GBBD October, On the Ridge

Reminders and promises in the garden this month.

California Fuschia, Zauschneria, is blooming bang on schedule though, maybe a little late - this is a tall varietal whose name I now forget. Blooms every year, no irrigation.

Above, the last two of the monkey flower cultivars remind me of summer, in a sea of otherwise browning vegetation. Time to be pruning them back.

And a few seaside daisies. These have provided color all summer long, but it's getting time to cut them way back.

Encelia californica blooming heartily - it's a really reliable plant for the drought tolerant garden, it seems. Southern California native.

Pea bush is an underappreciated standby too. South African I think. No irrigation but look how green, and always in flower it seems.

Now for the promise. OK, lie down and look at this, because I forgot to rotate it to the left! It's the Hedychium greenii, Scarlet ginger, from the Himalayas. Still in its pot till tomorrow anyway.

Salvia Darcyi, non native, showing the scarlet blooms that promise to fill out this bed next year!

Abutilon Palmeri - promises to be a favorite of mine if it thrives in the garden. A Southern California native that can take reflected heat - good to know. I love that buttery yellow. If you like salted butter that is.

Also in its pot still, Hermannia verticillata, honeybells, another South African native, which I hope will spill over the front of border. Bees are already loving this plant.

Scarlet bugler bugling away in its pot - Penstemon Centranthifolius, Native to dry slopes in the coast ranges and Southern Sierras. Needs very gravelly soil, little organic matter, little water.

Above - a dudleya awaiting planting is budding. Anybody know what kind it is? I think it was mislabeled at the plant sale as Dudleya cymosa. Pictures I see on the web have more of a flattened pointy leaf, though fleshy.

My little patio friend that blooms and blooms! Snapdragon, or Antirrhinum (which means "like a nose!). And below, two other patio friends, in friendly semi-shade, abutilons both, non native.

Last but not least - the buckwheat St Catherine's Lace, Eriogonum giganteum. It is turning a rich reddish brown - I love it. I should put some of it in the pool garden maybe... Hm...

My coblogger has wonderful native plant blooms on show - go see hers! And then please do visit May Dreams Gardens to pick another flower from the bouquet of blogs she hosts every month. Thanks, Carol!


Town Mouse said…
That epilobium is "Calistoga" I think. As for giganteum in the pool garden, just remember it gets 8x8feet. Really does. I've seen it.

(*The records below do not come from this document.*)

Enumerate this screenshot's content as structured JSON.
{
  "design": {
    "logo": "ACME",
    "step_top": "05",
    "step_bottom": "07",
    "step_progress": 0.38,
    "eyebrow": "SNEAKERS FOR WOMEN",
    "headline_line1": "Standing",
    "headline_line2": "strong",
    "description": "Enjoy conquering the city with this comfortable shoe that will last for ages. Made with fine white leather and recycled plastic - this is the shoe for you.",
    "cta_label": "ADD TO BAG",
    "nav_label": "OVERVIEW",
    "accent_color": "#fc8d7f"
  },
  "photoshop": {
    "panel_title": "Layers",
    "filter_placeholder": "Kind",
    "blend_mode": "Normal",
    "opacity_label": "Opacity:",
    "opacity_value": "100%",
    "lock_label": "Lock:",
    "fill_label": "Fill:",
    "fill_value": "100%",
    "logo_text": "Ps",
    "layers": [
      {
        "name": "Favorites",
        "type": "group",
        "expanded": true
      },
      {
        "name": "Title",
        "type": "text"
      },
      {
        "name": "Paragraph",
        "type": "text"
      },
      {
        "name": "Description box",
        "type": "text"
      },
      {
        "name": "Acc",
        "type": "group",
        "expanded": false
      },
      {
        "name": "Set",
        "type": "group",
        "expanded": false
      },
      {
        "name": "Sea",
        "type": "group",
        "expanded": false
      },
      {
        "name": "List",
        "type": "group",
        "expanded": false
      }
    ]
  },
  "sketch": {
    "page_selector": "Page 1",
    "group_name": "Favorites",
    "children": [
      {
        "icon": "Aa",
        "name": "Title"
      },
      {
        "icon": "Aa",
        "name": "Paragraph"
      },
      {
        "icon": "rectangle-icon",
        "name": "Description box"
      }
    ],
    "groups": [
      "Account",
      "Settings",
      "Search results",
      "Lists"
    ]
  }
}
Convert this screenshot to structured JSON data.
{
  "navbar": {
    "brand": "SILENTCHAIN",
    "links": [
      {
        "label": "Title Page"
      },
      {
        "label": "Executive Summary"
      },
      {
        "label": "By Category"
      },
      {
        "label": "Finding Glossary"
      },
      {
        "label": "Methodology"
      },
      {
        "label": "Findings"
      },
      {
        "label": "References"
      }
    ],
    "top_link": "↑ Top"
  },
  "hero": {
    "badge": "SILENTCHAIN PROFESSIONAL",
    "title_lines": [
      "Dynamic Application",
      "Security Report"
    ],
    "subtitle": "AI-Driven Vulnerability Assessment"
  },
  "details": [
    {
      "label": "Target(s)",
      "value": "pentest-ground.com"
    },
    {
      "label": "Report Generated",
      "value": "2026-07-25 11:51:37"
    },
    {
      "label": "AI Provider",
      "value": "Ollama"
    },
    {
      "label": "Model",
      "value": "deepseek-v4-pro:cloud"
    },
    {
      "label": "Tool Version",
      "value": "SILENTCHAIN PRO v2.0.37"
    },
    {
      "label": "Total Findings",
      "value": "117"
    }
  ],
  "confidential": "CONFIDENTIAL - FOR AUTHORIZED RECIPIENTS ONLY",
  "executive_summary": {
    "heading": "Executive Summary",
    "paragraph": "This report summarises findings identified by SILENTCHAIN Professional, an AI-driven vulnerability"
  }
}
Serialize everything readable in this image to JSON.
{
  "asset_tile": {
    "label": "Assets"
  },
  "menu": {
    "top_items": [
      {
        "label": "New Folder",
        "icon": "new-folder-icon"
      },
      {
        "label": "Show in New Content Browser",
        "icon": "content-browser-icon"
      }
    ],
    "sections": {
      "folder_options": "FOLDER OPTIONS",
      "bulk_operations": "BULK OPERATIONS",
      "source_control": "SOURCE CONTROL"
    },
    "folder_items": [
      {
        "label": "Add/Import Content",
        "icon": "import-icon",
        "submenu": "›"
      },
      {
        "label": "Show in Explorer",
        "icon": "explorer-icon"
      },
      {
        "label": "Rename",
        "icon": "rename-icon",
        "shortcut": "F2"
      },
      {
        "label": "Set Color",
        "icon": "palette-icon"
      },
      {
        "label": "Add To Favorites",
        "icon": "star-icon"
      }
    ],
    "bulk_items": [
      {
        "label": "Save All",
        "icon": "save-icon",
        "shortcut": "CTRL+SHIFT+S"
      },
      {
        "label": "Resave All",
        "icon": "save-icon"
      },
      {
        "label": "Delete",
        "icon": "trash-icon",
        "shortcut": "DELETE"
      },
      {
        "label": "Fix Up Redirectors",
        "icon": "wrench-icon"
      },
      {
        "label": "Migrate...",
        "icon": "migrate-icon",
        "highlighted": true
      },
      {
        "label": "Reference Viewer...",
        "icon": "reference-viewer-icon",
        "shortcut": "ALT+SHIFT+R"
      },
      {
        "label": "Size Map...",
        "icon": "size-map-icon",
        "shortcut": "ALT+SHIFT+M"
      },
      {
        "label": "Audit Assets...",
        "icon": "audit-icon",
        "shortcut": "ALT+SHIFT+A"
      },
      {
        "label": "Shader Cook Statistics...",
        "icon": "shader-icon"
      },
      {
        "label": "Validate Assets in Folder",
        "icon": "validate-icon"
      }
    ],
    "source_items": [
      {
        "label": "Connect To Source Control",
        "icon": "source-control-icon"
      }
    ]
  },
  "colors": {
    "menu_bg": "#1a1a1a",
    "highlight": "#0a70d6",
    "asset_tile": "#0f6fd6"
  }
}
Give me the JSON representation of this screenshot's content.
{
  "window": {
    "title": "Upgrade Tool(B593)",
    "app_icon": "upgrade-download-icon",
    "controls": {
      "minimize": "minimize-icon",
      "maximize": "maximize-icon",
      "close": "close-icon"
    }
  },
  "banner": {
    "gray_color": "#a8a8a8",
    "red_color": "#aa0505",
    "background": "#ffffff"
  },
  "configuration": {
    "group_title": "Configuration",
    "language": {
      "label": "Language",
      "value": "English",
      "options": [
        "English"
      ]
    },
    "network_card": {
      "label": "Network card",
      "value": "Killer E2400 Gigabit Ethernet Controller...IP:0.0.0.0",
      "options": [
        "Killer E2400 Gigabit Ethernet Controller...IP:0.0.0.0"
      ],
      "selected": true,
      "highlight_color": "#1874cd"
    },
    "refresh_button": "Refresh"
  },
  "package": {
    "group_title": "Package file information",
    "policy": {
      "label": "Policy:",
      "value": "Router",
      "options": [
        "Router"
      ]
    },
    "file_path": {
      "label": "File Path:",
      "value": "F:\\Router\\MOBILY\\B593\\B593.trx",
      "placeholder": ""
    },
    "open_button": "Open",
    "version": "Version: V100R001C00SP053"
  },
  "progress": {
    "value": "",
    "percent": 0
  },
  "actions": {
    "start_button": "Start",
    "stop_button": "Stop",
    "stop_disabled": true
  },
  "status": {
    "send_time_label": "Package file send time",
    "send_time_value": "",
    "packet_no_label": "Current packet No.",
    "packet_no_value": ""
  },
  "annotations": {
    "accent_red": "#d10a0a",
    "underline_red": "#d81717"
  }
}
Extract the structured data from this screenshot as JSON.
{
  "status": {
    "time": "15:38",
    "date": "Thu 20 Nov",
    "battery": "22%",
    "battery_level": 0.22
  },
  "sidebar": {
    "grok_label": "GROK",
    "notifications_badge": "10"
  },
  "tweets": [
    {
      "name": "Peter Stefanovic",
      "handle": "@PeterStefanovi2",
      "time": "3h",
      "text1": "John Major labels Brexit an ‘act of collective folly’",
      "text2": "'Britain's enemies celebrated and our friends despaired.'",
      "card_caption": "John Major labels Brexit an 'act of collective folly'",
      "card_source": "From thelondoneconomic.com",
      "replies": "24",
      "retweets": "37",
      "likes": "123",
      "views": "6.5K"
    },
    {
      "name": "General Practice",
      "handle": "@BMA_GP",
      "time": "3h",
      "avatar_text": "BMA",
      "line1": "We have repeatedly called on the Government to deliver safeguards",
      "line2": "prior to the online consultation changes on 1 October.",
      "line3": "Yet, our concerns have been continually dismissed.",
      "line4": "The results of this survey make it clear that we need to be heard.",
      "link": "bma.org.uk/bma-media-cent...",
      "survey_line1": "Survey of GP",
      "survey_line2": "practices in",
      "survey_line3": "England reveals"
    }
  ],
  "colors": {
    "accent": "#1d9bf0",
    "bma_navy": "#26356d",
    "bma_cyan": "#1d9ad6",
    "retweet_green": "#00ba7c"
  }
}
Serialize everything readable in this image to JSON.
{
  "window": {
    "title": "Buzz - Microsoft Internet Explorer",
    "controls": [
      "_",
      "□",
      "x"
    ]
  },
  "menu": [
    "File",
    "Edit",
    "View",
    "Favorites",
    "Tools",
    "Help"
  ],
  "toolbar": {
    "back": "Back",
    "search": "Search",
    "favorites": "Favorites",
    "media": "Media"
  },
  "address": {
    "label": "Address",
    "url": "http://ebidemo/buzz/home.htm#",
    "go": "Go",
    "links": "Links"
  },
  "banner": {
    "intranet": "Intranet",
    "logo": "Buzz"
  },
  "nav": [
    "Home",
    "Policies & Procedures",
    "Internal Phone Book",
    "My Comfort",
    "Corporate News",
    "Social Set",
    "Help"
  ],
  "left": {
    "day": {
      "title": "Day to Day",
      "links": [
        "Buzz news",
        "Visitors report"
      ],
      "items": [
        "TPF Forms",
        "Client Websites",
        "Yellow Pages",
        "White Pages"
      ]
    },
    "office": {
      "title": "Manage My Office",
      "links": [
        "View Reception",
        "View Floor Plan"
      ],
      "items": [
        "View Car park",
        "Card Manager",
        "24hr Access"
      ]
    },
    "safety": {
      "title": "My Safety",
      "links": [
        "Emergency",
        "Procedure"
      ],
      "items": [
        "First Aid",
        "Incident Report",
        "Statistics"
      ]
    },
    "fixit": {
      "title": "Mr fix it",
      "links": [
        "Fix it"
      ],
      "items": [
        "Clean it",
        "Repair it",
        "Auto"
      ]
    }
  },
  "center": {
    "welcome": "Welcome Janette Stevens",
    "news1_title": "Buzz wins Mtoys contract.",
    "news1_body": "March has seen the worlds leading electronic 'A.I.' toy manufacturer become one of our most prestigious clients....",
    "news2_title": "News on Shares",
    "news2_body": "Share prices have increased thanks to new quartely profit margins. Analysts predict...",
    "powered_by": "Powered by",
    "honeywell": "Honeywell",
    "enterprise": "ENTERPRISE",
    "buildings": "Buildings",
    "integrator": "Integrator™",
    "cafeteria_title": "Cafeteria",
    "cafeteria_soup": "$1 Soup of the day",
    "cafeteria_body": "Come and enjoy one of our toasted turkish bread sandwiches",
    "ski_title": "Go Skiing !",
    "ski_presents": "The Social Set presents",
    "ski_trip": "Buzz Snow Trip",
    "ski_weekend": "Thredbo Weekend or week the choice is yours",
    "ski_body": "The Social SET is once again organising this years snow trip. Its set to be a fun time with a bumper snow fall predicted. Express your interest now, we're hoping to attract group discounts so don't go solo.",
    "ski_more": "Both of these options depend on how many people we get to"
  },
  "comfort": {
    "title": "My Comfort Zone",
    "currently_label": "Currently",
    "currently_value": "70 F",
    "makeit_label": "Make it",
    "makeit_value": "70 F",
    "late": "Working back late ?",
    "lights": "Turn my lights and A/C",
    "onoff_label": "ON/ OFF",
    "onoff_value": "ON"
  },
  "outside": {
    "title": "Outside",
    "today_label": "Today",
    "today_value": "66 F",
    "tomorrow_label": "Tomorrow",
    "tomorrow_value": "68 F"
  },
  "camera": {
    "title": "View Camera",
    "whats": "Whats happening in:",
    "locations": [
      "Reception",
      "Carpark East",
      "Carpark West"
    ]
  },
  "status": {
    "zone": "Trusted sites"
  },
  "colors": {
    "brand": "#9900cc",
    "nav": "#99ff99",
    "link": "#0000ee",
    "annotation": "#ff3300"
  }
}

Happy bloom day! Love all the blooms - and the promises...
Happy GBBD to you! Love that salted butter mallow and--hmmm--my society's plant sale is tomorrow... Will he be able to resist?
Love the abutilons, they have wonderful flowers. Great in a pot. Happy GBBD!
scottweberpdx said…
Nice post...I've never heard of Pea's really lovely!
Dear Country Mouse, I love your reminders and promises, especially the Antirrhinum which I failed to purchase this year ... it is an annual here. I put it on next year's list as I don't want to forget it again. Pam
Christine said…
Great show! Is your Dudleya maybe a hassei? I think they vary pretty widely within species- I have a few pulverulentas and I swear they all look a little different from each other.
Liz said…

Lots of lovely colourful blooms around in your garden :)
Kathryn Grace said…
What a delightful stroll through the autumn garden! Thank you.